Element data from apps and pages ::
"""

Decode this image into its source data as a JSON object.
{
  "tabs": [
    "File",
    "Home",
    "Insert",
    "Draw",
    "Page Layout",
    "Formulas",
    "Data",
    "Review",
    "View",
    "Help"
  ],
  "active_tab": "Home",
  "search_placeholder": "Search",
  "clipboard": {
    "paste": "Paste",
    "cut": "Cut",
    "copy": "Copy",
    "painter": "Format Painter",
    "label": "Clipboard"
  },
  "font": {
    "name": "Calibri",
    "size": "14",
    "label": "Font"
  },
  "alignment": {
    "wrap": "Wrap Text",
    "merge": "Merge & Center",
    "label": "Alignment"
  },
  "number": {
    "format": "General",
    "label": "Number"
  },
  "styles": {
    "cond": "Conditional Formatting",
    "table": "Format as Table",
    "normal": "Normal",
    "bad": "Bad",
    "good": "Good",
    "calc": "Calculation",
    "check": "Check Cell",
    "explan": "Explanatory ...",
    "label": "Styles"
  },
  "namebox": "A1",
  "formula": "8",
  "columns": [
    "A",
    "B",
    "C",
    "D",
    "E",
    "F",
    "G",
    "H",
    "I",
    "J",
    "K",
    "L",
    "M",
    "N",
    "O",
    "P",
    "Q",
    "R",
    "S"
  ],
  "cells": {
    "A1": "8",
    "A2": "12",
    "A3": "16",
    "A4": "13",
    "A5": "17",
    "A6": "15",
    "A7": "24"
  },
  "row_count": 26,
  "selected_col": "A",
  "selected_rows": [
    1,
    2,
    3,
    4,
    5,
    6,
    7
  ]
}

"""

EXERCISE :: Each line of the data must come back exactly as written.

THE COMPLETED TASK ::
Decode this image into its source data as a JSON object.
{
  "tabs": [
    "File",
    "Home",
    "Insert",
    "Draw",
    "Page Layout",
    "Formulas",
    "Data",
    "Review",
    "View",
    "Help"
  ],
  "active_tab": "Home",
  "search_placeholder": "Search",
  "clipboard": {
    "paste": "Paste",
    "cut": "Cut",
    "copy": "Copy",
    "painter": "Format Painter",
    "label": "Clipboard"
  },
  "font": {
    "name": "Calibri",
    "size": "14",
    "label": "Font"
  },
  "alignment": {
    "wrap": "Wrap Text",
    "merge": "Merge & Center",
    "label": "Alignment"
  },
  "number": {
    "format": "General",
    "label": "Number"
  },
  "styles": {
    "cond": "Conditional Formatting",
    "table": "Format as Table",
    "normal": "Normal",
    "bad": "Bad",
    "good": "Good",
    "calc": "Calculation",
    "check": "Check Cell",
    "explan": "Explanatory ...",
    "label": "Styles"
  },
  "namebox": "A1",
  "formula": "8",
  "columns": [
    "A",
    "B",
    "C",
    "D",
    "E",
    "F",
    "G",
    "H",
    "I",
    "J",
    "K",
    "L",
    "M",
    "N",
    "O",
    "P",
    "Q",
    "R",
    "S"
  ],
  "cells": {
    "A1": "8",
    "A2": "12",
    "A3": "16",
    "A4": "13",
    "A5": "17",
    "A6": "15",
    "A7": "24"
  },
  "row_count": 26,
  "selected_col": "A",
  "selected_rows": [
    1,
    2,
    3,
    4,
    5,
    6,
    7
  ]
}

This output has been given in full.